== Information provided

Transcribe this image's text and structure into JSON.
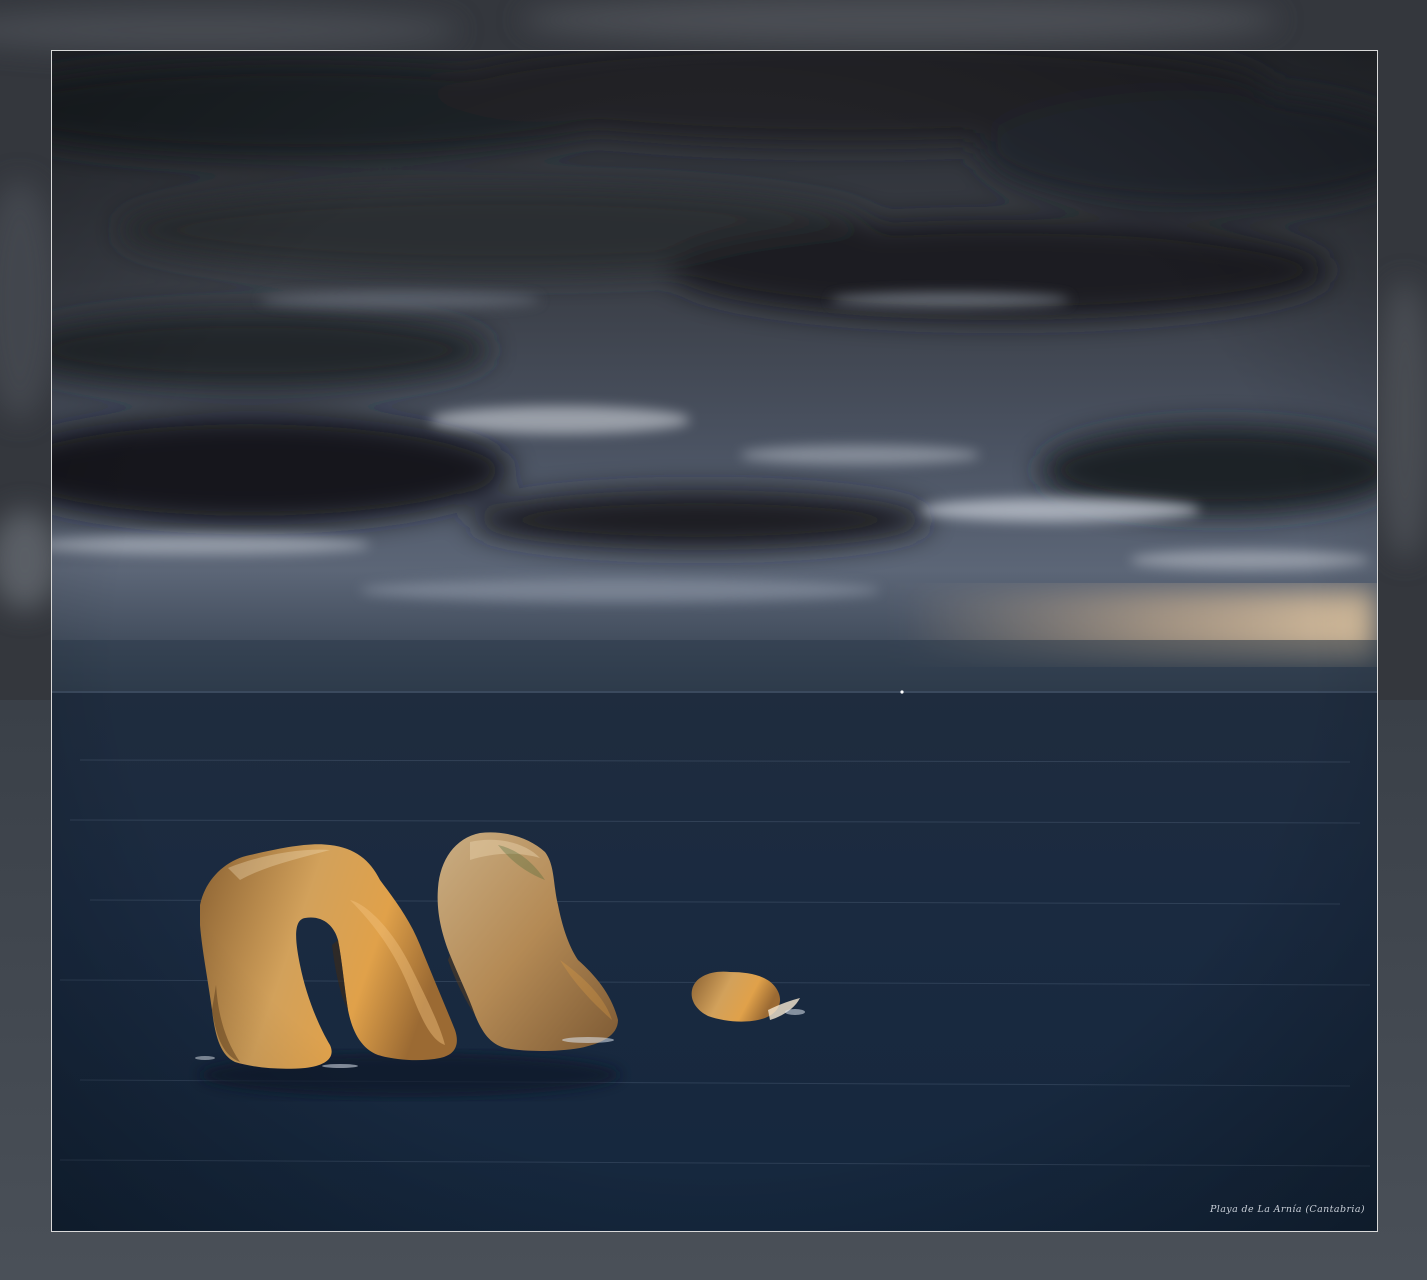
{
  "photo": {
    "caption": "Playa de La Arnía (Cantabria)"
  },
  "palette": {
    "storm_cloud": "#1c1f25",
    "sky_light": "#9aa3b3",
    "sunset_glow": "#e8c49a",
    "sea_deep": "#17263b",
    "rock_lit": "#d99a45",
    "rock_shadow": "#7a5026",
    "frame_line": "#d9d9d9"
  }
}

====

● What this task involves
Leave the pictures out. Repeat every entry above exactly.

● Written solution
Transcribe this image's text and structure into JSON.
{
  "photo": {
    "caption": "Playa de La Arnía (Cantabria)"
  },
  "palette": {
    "storm_cloud": "#1c1f25",
    "sky_light": "#9aa3b3",
    "sunset_glow": "#e8c49a",
    "sea_deep": "#17263b",
    "rock_lit": "#d99a45",
    "rock_shadow": "#7a5026",
    "frame_line": "#d9d9d9"
  }
}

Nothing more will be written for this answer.